(What the task asks): Retrieve every line from the records in which the word "Credits" occurs.

(Entries taken from a collection)
══════════════════════════════

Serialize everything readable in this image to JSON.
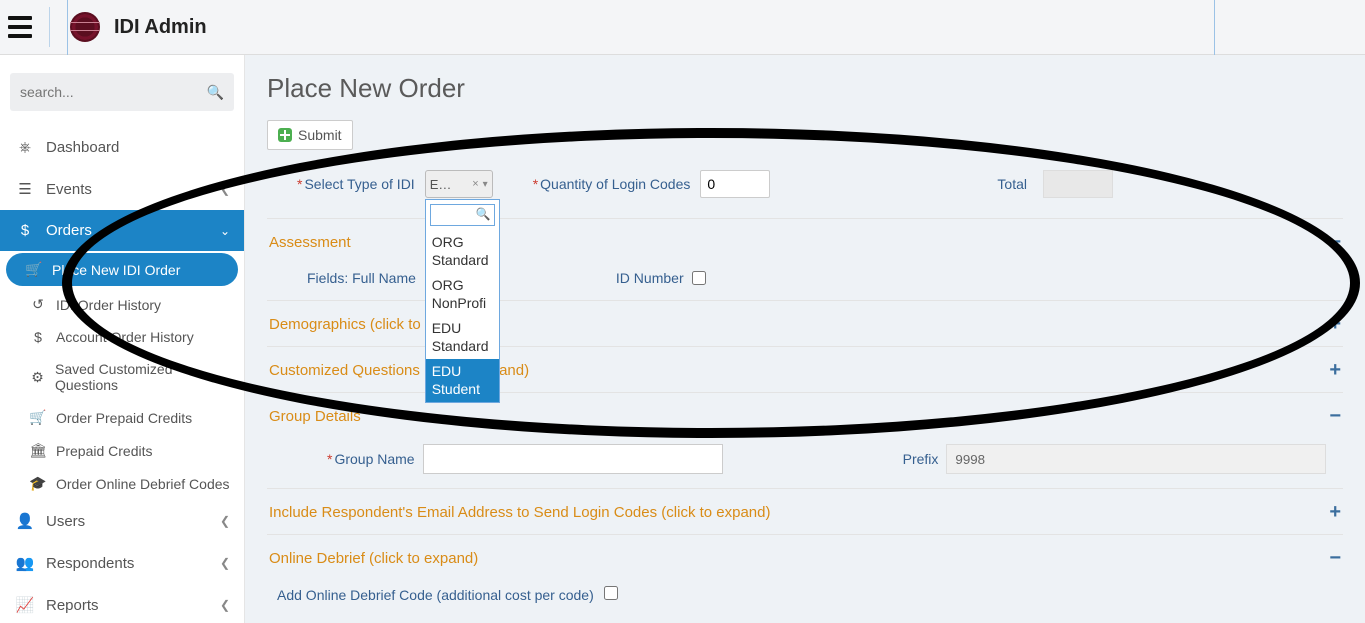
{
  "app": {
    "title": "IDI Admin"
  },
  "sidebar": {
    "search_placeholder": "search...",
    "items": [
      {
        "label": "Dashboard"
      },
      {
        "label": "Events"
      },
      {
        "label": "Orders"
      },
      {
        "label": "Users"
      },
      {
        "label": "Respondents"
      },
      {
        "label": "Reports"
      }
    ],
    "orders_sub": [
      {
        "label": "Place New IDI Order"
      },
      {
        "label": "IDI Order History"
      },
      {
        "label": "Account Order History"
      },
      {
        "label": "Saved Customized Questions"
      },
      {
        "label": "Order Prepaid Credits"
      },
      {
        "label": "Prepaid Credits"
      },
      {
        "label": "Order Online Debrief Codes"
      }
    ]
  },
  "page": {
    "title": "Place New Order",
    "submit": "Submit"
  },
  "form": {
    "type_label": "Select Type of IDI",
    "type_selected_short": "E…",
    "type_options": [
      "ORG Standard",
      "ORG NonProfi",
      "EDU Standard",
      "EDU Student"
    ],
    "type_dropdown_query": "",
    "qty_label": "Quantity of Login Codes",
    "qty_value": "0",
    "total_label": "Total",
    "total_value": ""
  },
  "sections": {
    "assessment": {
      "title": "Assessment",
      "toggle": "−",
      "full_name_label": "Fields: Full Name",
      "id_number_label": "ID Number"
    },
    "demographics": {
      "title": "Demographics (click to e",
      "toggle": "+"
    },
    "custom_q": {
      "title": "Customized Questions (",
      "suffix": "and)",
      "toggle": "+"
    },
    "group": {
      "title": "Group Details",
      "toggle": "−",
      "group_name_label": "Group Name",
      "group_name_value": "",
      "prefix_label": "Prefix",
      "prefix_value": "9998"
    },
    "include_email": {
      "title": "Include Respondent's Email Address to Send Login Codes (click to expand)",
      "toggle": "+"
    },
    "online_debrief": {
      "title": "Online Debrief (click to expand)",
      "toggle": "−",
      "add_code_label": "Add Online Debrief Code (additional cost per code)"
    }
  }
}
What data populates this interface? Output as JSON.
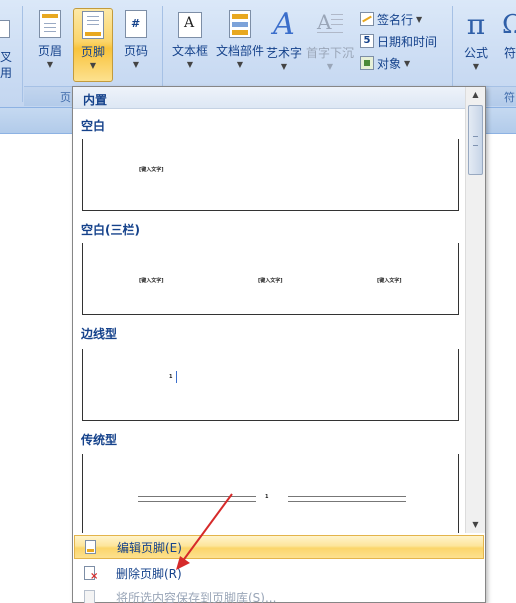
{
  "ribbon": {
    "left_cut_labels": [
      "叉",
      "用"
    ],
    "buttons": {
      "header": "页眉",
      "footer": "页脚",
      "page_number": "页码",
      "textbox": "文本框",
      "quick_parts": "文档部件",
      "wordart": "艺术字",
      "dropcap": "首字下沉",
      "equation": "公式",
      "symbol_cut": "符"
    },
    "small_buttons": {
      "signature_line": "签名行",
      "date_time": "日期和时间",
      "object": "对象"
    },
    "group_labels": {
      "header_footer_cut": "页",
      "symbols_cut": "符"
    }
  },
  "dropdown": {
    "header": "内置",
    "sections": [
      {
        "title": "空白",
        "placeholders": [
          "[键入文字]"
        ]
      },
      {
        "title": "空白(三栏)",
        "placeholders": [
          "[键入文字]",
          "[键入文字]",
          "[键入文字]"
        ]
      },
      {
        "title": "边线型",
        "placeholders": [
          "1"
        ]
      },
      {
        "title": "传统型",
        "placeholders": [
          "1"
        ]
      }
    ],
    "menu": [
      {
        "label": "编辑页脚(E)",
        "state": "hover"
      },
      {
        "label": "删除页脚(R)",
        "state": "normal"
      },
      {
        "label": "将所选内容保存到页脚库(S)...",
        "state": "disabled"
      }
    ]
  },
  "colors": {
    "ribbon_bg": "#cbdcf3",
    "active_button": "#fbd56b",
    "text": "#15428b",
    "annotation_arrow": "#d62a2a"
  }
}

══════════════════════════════

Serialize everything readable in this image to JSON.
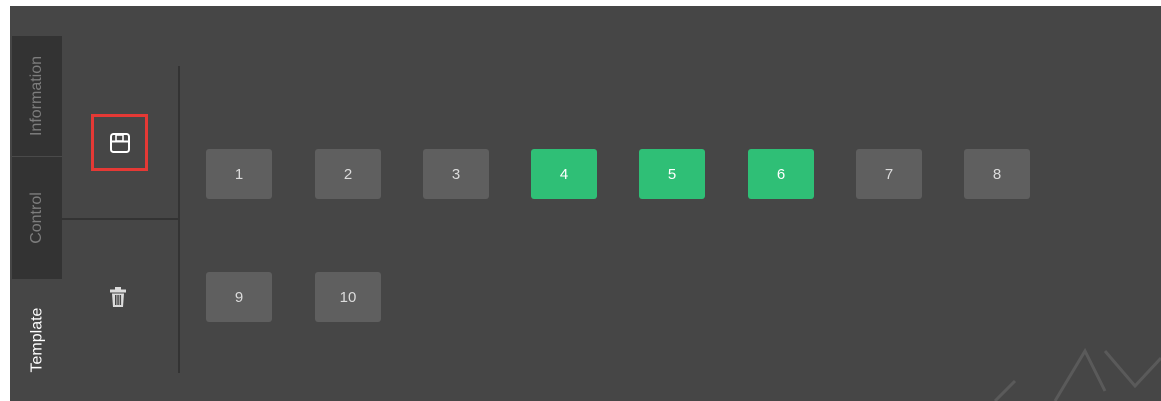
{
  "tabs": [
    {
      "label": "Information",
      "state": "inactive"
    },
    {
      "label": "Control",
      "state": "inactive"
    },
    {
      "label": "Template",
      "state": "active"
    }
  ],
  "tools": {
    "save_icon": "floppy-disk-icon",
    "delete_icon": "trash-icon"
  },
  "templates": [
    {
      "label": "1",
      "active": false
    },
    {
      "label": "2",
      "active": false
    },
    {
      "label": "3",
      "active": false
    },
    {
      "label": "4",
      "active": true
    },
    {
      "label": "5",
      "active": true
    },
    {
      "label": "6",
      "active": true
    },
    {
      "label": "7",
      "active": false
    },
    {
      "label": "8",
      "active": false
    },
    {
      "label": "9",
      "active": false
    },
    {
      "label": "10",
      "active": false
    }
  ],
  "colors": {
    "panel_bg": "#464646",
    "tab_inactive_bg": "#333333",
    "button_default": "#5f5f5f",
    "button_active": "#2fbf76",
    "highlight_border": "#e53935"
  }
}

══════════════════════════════

(Response):
        "label": "Order Prepaid Credits"
        "label": "Prepaid Credits"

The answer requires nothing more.